RECORDS SUPPLIED –
= = = = =

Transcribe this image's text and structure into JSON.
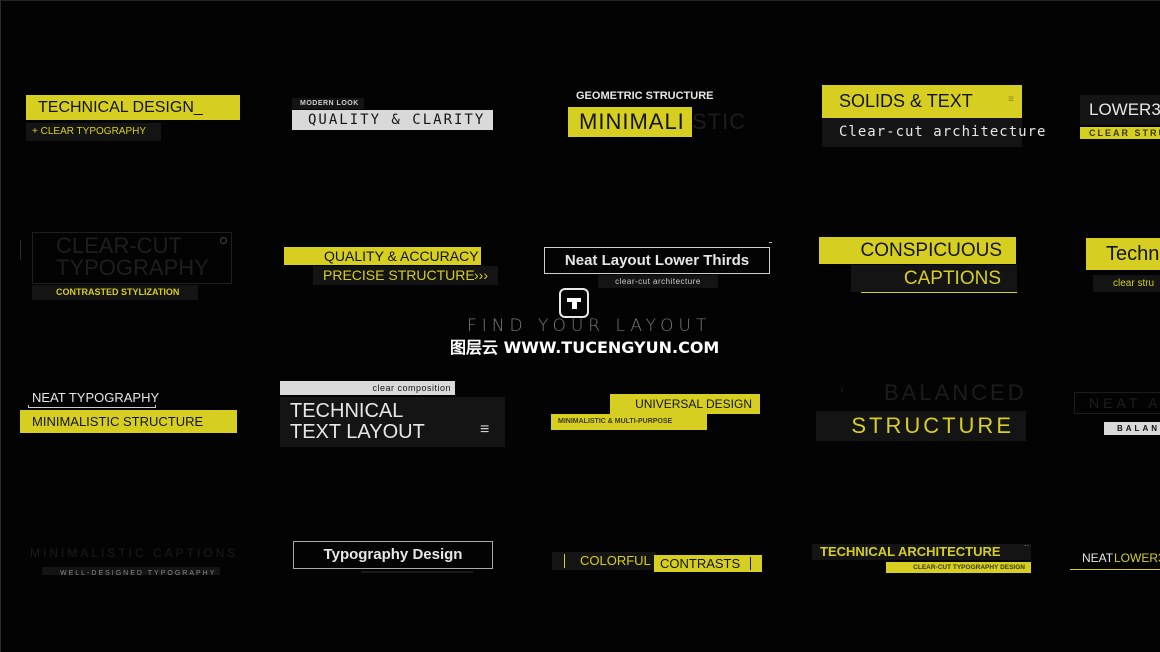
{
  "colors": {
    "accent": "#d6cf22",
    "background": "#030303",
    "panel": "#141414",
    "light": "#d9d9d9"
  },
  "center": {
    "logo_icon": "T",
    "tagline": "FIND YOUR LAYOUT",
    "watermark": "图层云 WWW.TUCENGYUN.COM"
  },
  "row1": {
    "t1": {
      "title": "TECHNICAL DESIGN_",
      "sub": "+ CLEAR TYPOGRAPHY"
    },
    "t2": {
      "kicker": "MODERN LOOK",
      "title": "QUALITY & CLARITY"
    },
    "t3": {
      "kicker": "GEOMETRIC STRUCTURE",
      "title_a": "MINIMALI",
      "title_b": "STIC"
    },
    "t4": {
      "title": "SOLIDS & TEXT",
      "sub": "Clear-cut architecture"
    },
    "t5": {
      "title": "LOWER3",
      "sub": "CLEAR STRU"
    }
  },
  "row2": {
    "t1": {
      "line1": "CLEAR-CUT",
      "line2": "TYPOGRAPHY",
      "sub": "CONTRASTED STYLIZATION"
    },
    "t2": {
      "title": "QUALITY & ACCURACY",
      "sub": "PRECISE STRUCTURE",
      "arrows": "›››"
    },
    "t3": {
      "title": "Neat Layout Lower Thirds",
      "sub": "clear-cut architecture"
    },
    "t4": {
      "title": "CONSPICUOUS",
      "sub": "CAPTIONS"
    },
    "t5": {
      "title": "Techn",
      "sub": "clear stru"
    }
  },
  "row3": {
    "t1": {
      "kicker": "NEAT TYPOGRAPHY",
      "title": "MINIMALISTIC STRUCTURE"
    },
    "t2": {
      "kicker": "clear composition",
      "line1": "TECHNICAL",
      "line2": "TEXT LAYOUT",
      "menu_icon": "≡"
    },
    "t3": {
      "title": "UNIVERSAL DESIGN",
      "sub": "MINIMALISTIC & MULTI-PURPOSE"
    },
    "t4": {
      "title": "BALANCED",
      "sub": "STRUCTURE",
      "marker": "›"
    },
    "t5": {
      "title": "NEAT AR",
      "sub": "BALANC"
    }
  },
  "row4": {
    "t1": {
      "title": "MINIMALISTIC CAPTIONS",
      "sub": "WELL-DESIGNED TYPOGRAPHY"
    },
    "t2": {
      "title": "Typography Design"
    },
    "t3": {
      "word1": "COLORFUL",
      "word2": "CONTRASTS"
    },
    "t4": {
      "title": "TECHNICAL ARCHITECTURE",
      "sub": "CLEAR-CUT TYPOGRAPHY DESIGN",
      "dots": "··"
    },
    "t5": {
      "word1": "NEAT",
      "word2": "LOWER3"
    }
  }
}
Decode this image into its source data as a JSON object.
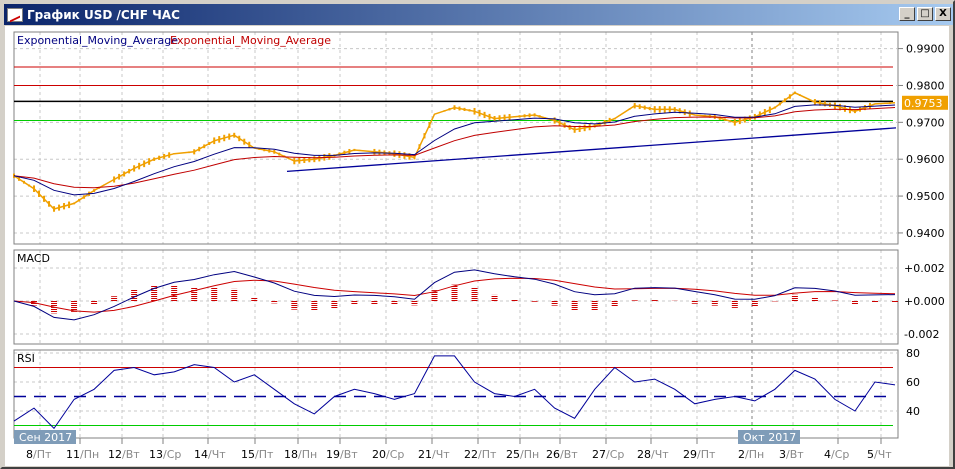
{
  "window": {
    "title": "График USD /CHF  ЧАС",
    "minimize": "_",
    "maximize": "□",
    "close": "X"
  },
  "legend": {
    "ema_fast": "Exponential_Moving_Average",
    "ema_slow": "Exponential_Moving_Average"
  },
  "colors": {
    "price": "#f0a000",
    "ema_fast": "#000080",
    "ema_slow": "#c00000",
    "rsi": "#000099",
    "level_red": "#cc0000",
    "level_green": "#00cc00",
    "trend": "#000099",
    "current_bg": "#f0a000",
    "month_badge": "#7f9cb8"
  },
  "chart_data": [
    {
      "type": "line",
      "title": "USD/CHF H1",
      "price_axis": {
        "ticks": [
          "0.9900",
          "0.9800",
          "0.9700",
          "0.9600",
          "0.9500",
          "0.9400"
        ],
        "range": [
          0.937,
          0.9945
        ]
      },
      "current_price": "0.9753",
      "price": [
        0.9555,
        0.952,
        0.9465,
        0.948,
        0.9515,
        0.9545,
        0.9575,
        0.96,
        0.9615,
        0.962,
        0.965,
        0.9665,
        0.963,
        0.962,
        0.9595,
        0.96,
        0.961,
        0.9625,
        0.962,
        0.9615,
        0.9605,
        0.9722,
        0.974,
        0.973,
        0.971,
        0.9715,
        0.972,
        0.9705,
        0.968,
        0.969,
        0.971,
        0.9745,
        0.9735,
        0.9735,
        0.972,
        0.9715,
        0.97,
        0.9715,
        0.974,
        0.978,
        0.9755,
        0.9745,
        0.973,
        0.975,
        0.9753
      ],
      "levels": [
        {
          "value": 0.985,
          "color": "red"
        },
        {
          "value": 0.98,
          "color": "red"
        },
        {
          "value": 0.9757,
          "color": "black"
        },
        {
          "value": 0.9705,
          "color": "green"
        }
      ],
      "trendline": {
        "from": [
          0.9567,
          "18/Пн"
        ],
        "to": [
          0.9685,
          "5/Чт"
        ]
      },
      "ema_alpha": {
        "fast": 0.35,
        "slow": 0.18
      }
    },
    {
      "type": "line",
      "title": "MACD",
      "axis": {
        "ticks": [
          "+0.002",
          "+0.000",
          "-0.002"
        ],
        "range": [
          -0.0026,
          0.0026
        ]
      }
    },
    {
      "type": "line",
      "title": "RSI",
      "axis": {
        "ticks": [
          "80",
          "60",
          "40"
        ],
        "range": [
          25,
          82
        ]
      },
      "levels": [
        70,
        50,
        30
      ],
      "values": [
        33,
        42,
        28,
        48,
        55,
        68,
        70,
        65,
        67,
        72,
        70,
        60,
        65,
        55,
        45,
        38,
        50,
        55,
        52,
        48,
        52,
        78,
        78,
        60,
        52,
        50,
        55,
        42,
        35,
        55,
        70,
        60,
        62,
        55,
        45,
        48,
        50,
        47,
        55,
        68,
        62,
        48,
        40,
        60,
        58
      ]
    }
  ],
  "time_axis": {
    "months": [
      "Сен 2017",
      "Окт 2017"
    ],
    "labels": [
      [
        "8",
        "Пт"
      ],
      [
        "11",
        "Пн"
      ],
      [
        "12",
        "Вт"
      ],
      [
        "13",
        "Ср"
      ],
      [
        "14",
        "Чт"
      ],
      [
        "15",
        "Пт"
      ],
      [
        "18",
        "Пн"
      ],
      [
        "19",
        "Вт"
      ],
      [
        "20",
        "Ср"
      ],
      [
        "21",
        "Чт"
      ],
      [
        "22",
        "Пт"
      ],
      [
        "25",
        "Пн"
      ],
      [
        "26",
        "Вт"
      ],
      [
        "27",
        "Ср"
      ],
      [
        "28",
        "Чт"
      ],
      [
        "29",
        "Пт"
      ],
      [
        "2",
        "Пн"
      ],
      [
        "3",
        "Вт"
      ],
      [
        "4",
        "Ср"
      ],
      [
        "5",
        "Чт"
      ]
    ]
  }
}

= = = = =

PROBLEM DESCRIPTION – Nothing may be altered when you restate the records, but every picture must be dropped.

EXERCISE SOLUTION –
Transcribe this image's text and structure into JSON.
{
  "colors": {
    "accent": "#d6cf22",
    "background": "#030303",
    "panel": "#141414",
    "light": "#d9d9d9"
  },
  "center": {
    "logo_icon": "T",
    "tagline": "FIND YOUR LAYOUT",
    "watermark": "图层云 WWW.TUCENGYUN.COM"
  },
  "row1": {
    "t1": {
      "title": "TECHNICAL DESIGN_",
      "sub": "+ CLEAR TYPOGRAPHY"
    },
    "t2": {
      "kicker": "MODERN LOOK",
      "title": "QUALITY & CLARITY"
    },
    "t3": {
      "kicker": "GEOMETRIC STRUCTURE",
      "title_a": "MINIMALI",
      "title_b": "STIC"
    },
    "t4": {
      "title": "SOLIDS & TEXT",
      "sub": "Clear-cut architecture"
    },
    "t5": {
      "title": "LOWER3",
      "sub": "CLEAR STRU"
    }
  },
  "row2": {
    "t1": {
      "line1": "CLEAR-CUT",
      "line2": "TYPOGRAPHY",
      "sub": "CONTRASTED STYLIZATION"
    },
    "t2": {
      "title": "QUALITY & ACCURACY",
      "sub": "PRECISE STRUCTURE",
      "arrows": "›››"
    },
    "t3": {
      "title": "Neat Layout Lower Thirds",
      "sub": "clear-cut architecture"
    },
    "t4": {
      "title": "CONSPICUOUS",
      "sub": "CAPTIONS"
    },
    "t5": {
      "title": "Techn",
      "sub": "clear stru"
    }
  },
  "row3": {
    "t1": {
      "kicker": "NEAT TYPOGRAPHY",
      "title": "MINIMALISTIC STRUCTURE"
    },
    "t2": {
      "kicker": "clear composition",
      "line1": "TECHNICAL",
      "line2": "TEXT LAYOUT",
      "menu_icon": "≡"
    },
    "t3": {
      "title": "UNIVERSAL DESIGN",
      "sub": "MINIMALISTIC & MULTI-PURPOSE"
    },
    "t4": {
      "title": "BALANCED",
      "sub": "STRUCTURE",
      "marker": "›"
    },
    "t5": {
      "title": "NEAT AR",
      "sub": "BALANC"
    }
  },
  "row4": {
    "t1": {
      "title": "MINIMALISTIC CAPTIONS",
      "sub": "WELL-DESIGNED TYPOGRAPHY"
    },
    "t2": {
      "title": "Typography Design"
    },
    "t3": {
      "word1": "COLORFUL",
      "word2": "CONTRASTS"
    },
    "t4": {
      "title": "TECHNICAL ARCHITECTURE",
      "sub": "CLEAR-CUT TYPOGRAPHY DESIGN",
      "dots": "··"
    },
    "t5": {
      "word1": "NEAT",
      "word2": "LOWER3"
    }
  }
}
Decode this image into its source data as a JSON object.
{
  "window": {
    "title": "График USD /CHF  ЧАС",
    "minimize": "_",
    "maximize": "□",
    "close": "X"
  },
  "legend": {
    "ema_fast": "Exponential_Moving_Average",
    "ema_slow": "Exponential_Moving_Average"
  },
  "colors": {
    "price": "#f0a000",
    "ema_fast": "#000080",
    "ema_slow": "#c00000",
    "rsi": "#000099",
    "level_red": "#cc0000",
    "level_green": "#00cc00",
    "trend": "#000099",
    "current_bg": "#f0a000",
    "month_badge": "#7f9cb8"
  },
  "chart_data": [
    {
      "type": "line",
      "title": "USD/CHF H1",
      "price_axis": {
        "ticks": [
          "0.9900",
          "0.9800",
          "0.9700",
          "0.9600",
          "0.9500",
          "0.9400"
        ],
        "range": [
          0.937,
          0.9945
        ]
      },
      "current_price": "0.9753",
      "price": [
        0.9555,
        0.952,
        0.9465,
        0.948,
        0.9515,
        0.9545,
        0.9575,
        0.96,
        0.9615,
        0.962,
        0.965,
        0.9665,
        0.963,
        0.962,
        0.9595,
        0.96,
        0.961,
        0.9625,
        0.962,
        0.9615,
        0.9605,
        0.9722,
        0.974,
        0.973,
        0.971,
        0.9715,
        0.972,
        0.9705,
        0.968,
        0.969,
        0.971,
        0.9745,
        0.9735,
        0.9735,
        0.972,
        0.9715,
        0.97,
        0.9715,
        0.974,
        0.978,
        0.9755,
        0.9745,
        0.973,
        0.975,
        0.9753
      ],
      "levels": [
        {
          "value": 0.985,
          "color": "red"
        },
        {
          "value": 0.98,
          "color": "red"
        },
        {
          "value": 0.9757,
          "color": "black"
        },
        {
          "value": 0.9705,
          "color": "green"
        }
      ],
      "trendline": {
        "from": [
          0.9567,
          "18/Пн"
        ],
        "to": [
          0.9685,
          "5/Чт"
        ]
      },
      "ema_alpha": {
        "fast": 0.35,
        "slow": 0.18
      }
    },
    {
      "type": "line",
      "title": "MACD",
      "axis": {
        "ticks": [
          "+0.002",
          "+0.000",
          "-0.002"
        ],
        "range": [
          -0.0026,
          0.0026
        ]
      }
    },
    {
      "type": "line",
      "title": "RSI",
      "axis": {
        "ticks": [
          "80",
          "60",
          "40"
        ],
        "range": [
          25,
          82
        ]
      },
      "levels": [
        70,
        50,
        30
      ],
      "values": [
        33,
        42,
        28,
        48,
        55,
        68,
        70,
        65,
        67,
        72,
        70,
        60,
        65,
        55,
        45,
        38,
        50,
        55,
        52,
        48,
        52,
        78,
        78,
        60,
        52,
        50,
        55,
        42,
        35,
        55,
        70,
        60,
        62,
        55,
        45,
        48,
        50,
        47,
        55,
        68,
        62,
        48,
        40,
        60,
        58
      ]
    }
  ],
  "time_axis": {
    "months": [
      "Сен 2017",
      "Окт 2017"
    ],
    "labels": [
      [
        "8",
        "Пт"
      ],
      [
        "11",
        "Пн"
      ],
      [
        "12",
        "Вт"
      ],
      [
        "13",
        "Ср"
      ],
      [
        "14",
        "Чт"
      ],
      [
        "15",
        "Пт"
      ],
      [
        "18",
        "Пн"
      ],
      [
        "19",
        "Вт"
      ],
      [
        "20",
        "Ср"
      ],
      [
        "21",
        "Чт"
      ],
      [
        "22",
        "Пт"
      ],
      [
        "25",
        "Пн"
      ],
      [
        "26",
        "Вт"
      ],
      [
        "27",
        "Ср"
      ],
      [
        "28",
        "Чт"
      ],
      [
        "29",
        "Пт"
      ],
      [
        "2",
        "Пн"
      ],
      [
        "3",
        "Вт"
      ],
      [
        "4",
        "Ср"
      ],
      [
        "5",
        "Чт"
      ]
    ]
  }
}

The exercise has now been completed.